Each NFT is a one-of-a-kind digital thing, as the name “non-fungible token” implies. They’re maintained on blockchains, which are public-facing digital ledgers that make it easy to prove who owns a certain NFT at any given time and trace the history of previous possession. Furthermore, it is simple to transfer NFTs from one person to another — just as a bank can move money between accounts — and counterfeiting them is difficult. We can utilise NFTs to develop markets in a variety of things because ownership is simple to certify and transfer.
Advent of NFT ecosystems
The digital art market, as mentioned above, and digital collectables platforms, such as Dapper Labs’ NBA Top Shot, which allows users to collect and exchange NFTs of exciting plays from basketball games — videos called “moments,” which are effectively digital trading cards — are the most well-known examples. Top Shot has been incorporating gamified challenges and other reasons to buy the cards that go beyond their collector value, even hinting that moment holders may earn real-world rewards from the NBA in the future.
But, more recently, a model of active ecosystem-building around NFT-native qualities has emerged, leading to the creation of new organisations exclusively within the NFT sector. These goods begin with the NFT series, but they follow a roadmap that allows NFT holders to get access to a growing number of products, activities, and experiences. Initial and future NFT sales revenue is reinvested in the brand, allowing it to fund greater ambitious projects, which in turn raises the value of the NFTs itself.
NFTs and leverage of community users
Early adopters, like any new product, serve as product advocates and a source of early feedback. However, when it comes to NFTs, these users play an even more important role: their decision to embrace the NFTs essentially imbues them with meaning and creates their initial worth.

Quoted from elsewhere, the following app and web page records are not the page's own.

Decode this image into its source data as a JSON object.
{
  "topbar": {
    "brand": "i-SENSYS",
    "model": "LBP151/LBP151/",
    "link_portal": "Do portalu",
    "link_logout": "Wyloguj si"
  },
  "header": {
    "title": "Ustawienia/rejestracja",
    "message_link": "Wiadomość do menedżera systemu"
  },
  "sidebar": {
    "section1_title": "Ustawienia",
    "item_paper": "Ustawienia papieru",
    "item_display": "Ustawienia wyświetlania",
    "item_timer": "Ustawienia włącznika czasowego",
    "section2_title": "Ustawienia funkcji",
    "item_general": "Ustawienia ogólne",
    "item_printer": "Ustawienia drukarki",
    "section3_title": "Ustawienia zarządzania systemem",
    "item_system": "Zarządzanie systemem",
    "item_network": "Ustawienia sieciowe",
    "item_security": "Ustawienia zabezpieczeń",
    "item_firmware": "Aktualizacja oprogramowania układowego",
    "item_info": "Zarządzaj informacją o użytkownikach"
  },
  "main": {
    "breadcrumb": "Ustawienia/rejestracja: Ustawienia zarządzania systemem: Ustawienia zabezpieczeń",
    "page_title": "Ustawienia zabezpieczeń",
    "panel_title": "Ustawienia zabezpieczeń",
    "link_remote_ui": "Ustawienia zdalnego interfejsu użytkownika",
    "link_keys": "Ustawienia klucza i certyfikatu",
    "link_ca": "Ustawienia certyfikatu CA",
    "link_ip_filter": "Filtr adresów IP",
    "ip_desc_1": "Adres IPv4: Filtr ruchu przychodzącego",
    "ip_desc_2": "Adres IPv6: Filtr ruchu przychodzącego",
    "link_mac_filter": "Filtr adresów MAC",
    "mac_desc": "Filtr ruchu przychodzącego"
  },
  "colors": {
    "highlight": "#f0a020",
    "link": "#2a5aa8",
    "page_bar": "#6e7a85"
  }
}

NFT projects that lack a strong user base may struggle to get off the ground or may swiftly collapse when all token holders lose interest. As a result, if an NFT project’s value proposition isn’t obvious enough from the start, it may struggle to attract a large enough — or the proper — community. The lack of involvement might subsequently become a self-fulfilling prophecy, lowering the value of NFTs.